* _Your assignment_
Each entry needs to be reproduced exactly, with none left out.

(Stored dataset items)
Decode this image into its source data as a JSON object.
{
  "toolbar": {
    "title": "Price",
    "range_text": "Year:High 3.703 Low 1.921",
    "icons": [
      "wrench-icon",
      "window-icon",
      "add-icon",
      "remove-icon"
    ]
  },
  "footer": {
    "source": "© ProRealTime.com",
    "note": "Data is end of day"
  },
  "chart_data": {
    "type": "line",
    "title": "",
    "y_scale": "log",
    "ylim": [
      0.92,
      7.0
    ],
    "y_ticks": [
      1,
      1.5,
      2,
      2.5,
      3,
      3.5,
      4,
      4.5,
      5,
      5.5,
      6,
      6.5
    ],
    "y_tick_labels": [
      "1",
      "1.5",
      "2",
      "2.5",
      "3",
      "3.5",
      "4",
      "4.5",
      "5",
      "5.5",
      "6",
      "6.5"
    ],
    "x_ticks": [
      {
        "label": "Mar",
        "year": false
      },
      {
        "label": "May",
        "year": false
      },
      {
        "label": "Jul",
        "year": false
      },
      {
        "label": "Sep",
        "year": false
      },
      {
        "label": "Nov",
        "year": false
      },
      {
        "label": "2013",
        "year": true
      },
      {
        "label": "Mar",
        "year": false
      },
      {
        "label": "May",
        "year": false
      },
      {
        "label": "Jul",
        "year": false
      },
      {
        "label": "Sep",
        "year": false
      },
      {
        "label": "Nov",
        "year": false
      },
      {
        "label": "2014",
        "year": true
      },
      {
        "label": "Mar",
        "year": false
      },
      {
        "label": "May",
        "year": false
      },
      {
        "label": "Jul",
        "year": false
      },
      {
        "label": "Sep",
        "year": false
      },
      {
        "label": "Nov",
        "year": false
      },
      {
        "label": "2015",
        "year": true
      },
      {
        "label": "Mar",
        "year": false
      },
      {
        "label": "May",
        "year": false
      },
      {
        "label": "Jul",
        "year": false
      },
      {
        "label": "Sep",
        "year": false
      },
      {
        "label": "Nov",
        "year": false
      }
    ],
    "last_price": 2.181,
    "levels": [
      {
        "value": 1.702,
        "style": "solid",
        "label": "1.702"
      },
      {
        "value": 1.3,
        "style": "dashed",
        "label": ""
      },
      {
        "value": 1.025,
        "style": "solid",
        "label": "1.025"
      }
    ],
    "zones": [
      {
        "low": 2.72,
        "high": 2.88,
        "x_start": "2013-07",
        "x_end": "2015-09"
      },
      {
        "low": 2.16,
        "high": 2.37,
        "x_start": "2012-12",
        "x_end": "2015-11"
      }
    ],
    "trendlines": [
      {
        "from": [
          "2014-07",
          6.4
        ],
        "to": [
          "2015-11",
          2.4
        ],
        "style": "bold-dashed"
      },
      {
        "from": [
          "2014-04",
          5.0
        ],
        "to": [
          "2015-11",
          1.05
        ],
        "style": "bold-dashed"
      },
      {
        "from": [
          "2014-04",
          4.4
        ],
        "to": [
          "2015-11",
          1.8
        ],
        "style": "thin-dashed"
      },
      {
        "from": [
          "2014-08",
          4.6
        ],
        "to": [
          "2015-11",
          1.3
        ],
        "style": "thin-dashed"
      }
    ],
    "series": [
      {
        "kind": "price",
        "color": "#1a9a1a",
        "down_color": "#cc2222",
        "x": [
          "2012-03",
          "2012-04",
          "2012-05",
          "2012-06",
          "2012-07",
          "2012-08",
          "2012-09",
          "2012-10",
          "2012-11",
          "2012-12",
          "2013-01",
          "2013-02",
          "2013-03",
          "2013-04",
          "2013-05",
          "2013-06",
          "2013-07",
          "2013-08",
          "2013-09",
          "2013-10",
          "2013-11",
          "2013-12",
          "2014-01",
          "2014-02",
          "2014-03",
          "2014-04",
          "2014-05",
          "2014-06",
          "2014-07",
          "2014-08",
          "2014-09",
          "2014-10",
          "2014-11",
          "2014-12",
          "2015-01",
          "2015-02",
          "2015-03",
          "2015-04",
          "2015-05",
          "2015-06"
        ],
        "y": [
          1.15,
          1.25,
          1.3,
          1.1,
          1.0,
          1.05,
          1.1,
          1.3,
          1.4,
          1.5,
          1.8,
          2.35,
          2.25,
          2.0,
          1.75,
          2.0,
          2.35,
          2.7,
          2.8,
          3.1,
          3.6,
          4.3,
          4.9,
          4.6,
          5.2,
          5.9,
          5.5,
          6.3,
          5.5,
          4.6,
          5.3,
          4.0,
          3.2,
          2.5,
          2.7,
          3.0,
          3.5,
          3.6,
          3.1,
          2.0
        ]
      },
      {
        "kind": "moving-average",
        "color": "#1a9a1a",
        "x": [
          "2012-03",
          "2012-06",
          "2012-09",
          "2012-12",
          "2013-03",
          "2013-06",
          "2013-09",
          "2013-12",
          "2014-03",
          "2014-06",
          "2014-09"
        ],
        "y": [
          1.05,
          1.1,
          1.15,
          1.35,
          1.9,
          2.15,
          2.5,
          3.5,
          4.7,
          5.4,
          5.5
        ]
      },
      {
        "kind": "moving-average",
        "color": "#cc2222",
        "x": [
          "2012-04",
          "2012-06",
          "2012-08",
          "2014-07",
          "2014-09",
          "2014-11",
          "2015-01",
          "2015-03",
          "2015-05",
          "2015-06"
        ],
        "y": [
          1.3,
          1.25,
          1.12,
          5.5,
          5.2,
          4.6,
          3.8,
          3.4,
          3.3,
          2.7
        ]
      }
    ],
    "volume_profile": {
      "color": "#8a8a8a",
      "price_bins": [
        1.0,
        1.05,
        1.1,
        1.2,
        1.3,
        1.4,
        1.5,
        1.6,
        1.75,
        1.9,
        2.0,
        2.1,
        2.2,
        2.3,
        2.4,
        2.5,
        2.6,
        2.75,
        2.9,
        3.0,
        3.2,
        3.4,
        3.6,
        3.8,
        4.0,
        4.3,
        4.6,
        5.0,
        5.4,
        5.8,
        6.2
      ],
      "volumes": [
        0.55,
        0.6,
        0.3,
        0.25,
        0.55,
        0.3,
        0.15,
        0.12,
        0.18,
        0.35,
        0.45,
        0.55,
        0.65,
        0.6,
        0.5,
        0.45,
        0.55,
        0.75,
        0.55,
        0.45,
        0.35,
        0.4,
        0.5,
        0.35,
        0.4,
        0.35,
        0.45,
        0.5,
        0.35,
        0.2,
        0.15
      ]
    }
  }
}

* _Task answer_
Decode this image into its source data as a JSON object.
{
  "toolbar": {
    "title": "Price",
    "range_text": "Year:High 3.703 Low 1.921",
    "icons": [
      "wrench-icon",
      "window-icon",
      "add-icon",
      "remove-icon"
    ]
  },
  "footer": {
    "source": "© ProRealTime.com",
    "note": "Data is end of day"
  },
  "chart_data": {
    "type": "line",
    "title": "",
    "y_scale": "log",
    "ylim": [
      0.92,
      7.0
    ],
    "y_ticks": [
      1,
      1.5,
      2,
      2.5,
      3,
      3.5,
      4,
      4.5,
      5,
      5.5,
      6,
      6.5
    ],
    "y_tick_labels": [
      "1",
      "1.5",
      "2",
      "2.5",
      "3",
      "3.5",
      "4",
      "4.5",
      "5",
      "5.5",
      "6",
      "6.5"
    ],
    "x_ticks": [
      {
        "label": "Mar",
        "year": false
      },
      {
        "label": "May",
        "year": false
      },
      {
        "label": "Jul",
        "year": false
      },
      {
        "label": "Sep",
        "year": false
      },
      {
        "label": "Nov",
        "year": false
      },
      {
        "label": "2013",
        "year": true
      },
      {
        "label": "Mar",
        "year": false
      },
      {
        "label": "May",
        "year": false
      },
      {
        "label": "Jul",
        "year": false
      },
      {
        "label": "Sep",
        "year": false
      },
      {
        "label": "Nov",
        "year": false
      },
      {
        "label": "2014",
        "year": true
      },
      {
        "label": "Mar",
        "year": false
      },
      {
        "label": "May",
        "year": false
      },
      {
        "label": "Jul",
        "year": false
      },
      {
        "label": "Sep",
        "year": false
      },
      {
        "label": "Nov",
        "year": false
      },
      {
        "label": "2015",
        "year": true
      },
      {
        "label": "Mar",
        "year": false
      },
      {
        "label": "May",
        "year": false
      },
      {
        "label": "Jul",
        "year": false
      },
      {
        "label": "Sep",
        "year": false
      },
      {
        "label": "Nov",
        "year": false
      }
    ],
    "last_price": 2.181,
    "levels": [
      {
        "value": 1.702,
        "style": "solid",
        "label": "1.702"
      },
      {
        "value": 1.3,
        "style": "dashed",
        "label": ""
      },
      {
        "value": 1.025,
        "style": "solid",
        "label": "1.025"
      }
    ],
    "zones": [
      {
        "low": 2.72,
        "high": 2.88,
        "x_start": "2013-07",
        "x_end": "2015-09"
      },
      {
        "low": 2.16,
        "high": 2.37,
        "x_start": "2012-12",
        "x_end": "2015-11"
      }
    ],
    "trendlines": [
      {
        "from": [
          "2014-07",
          6.4
        ],
        "to": [
          "2015-11",
          2.4
        ],
        "style": "bold-dashed"
      },
      {
        "from": [
          "2014-04",
          5.0
        ],
        "to": [
          "2015-11",
          1.05
        ],
        "style": "bold-dashed"
      },
      {
        "from": [
          "2014-04",
          4.4
        ],
        "to": [
          "2015-11",
          1.8
        ],
        "style": "thin-dashed"
      },
      {
        "from": [
          "2014-08",
          4.6
        ],
        "to": [
          "2015-11",
          1.3
        ],
        "style": "thin-dashed"
      }
    ],
    "series": [
      {
        "kind": "price",
        "color": "#1a9a1a",
        "down_color": "#cc2222",
        "x": [
          "2012-03",
          "2012-04",
          "2012-05",
          "2012-06",
          "2012-07",
          "2012-08",
          "2012-09",
          "2012-10",
          "2012-11",
          "2012-12",
          "2013-01",
          "2013-02",
          "2013-03",
          "2013-04",
          "2013-05",
          "2013-06",
          "2013-07",
          "2013-08",
          "2013-09",
          "2013-10",
          "2013-11",
          "2013-12",
          "2014-01",
          "2014-02",
          "2014-03",
          "2014-04",
          "2014-05",
          "2014-06",
          "2014-07",
          "2014-08",
          "2014-09",
          "2014-10",
          "2014-11",
          "2014-12",
          "2015-01",
          "2015-02",
          "2015-03",
          "2015-04",
          "2015-05",
          "2015-06"
        ],
        "y": [
          1.15,
          1.25,
          1.3,
          1.1,
          1.0,
          1.05,
          1.1,
          1.3,
          1.4,
          1.5,
          1.8,
          2.35,
          2.25,
          2.0,
          1.75,
          2.0,
          2.35,
          2.7,
          2.8,
          3.1,
          3.6,
          4.3,
          4.9,
          4.6,
          5.2,
          5.9,
          5.5,
          6.3,
          5.5,
          4.6,
          5.3,
          4.0,
          3.2,
          2.5,
          2.7,
          3.0,
          3.5,
          3.6,
          3.1,
          2.0
        ]
      },
      {
        "kind": "moving-average",
        "color": "#1a9a1a",
        "x": [
          "2012-03",
          "2012-06",
          "2012-09",
          "2012-12",
          "2013-03",
          "2013-06",
          "2013-09",
          "2013-12",
          "2014-03",
          "2014-06",
          "2014-09"
        ],
        "y": [
          1.05,
          1.1,
          1.15,
          1.35,
          1.9,
          2.15,
          2.5,
          3.5,
          4.7,
          5.4,
          5.5
        ]
      },
      {
        "kind": "moving-average",
        "color": "#cc2222",
        "x": [
          "2012-04",
          "2012-06",
          "2012-08",
          "2014-07",
          "2014-09",
          "2014-11",
          "2015-01",
          "2015-03",
          "2015-05",
          "2015-06"
        ],
        "y": [
          1.3,
          1.25,
          1.12,
          5.5,
          5.2,
          4.6,
          3.8,
          3.4,
          3.3,
          2.7
        ]
      }
    ],
    "volume_profile": {
      "color": "#8a8a8a",
      "price_bins": [
        1.0,
        1.05,
        1.1,
        1.2,
        1.3,
        1.4,
        1.5,
        1.6,
        1.75,
        1.9,
        2.0,
        2.1,
        2.2,
        2.3,
        2.4,
        2.5,
        2.6,
        2.75,
        2.9,
        3.0,
        3.2,
        3.4,
        3.6,
        3.8,
        4.0,
        4.3,
        4.6,
        5.0,
        5.4,
        5.8,
        6.2
      ],
      "volumes": [
        0.55,
        0.6,
        0.3,
        0.25,
        0.55,
        0.3,
        0.15,
        0.12,
        0.18,
        0.35,
        0.45,
        0.55,
        0.65,
        0.6,
        0.5,
        0.45,
        0.55,
        0.75,
        0.55,
        0.45,
        0.35,
        0.4,
        0.5,
        0.35,
        0.4,
        0.35,
        0.45,
        0.5,
        0.35,
        0.2,
        0.15
      ]
    }
  }
}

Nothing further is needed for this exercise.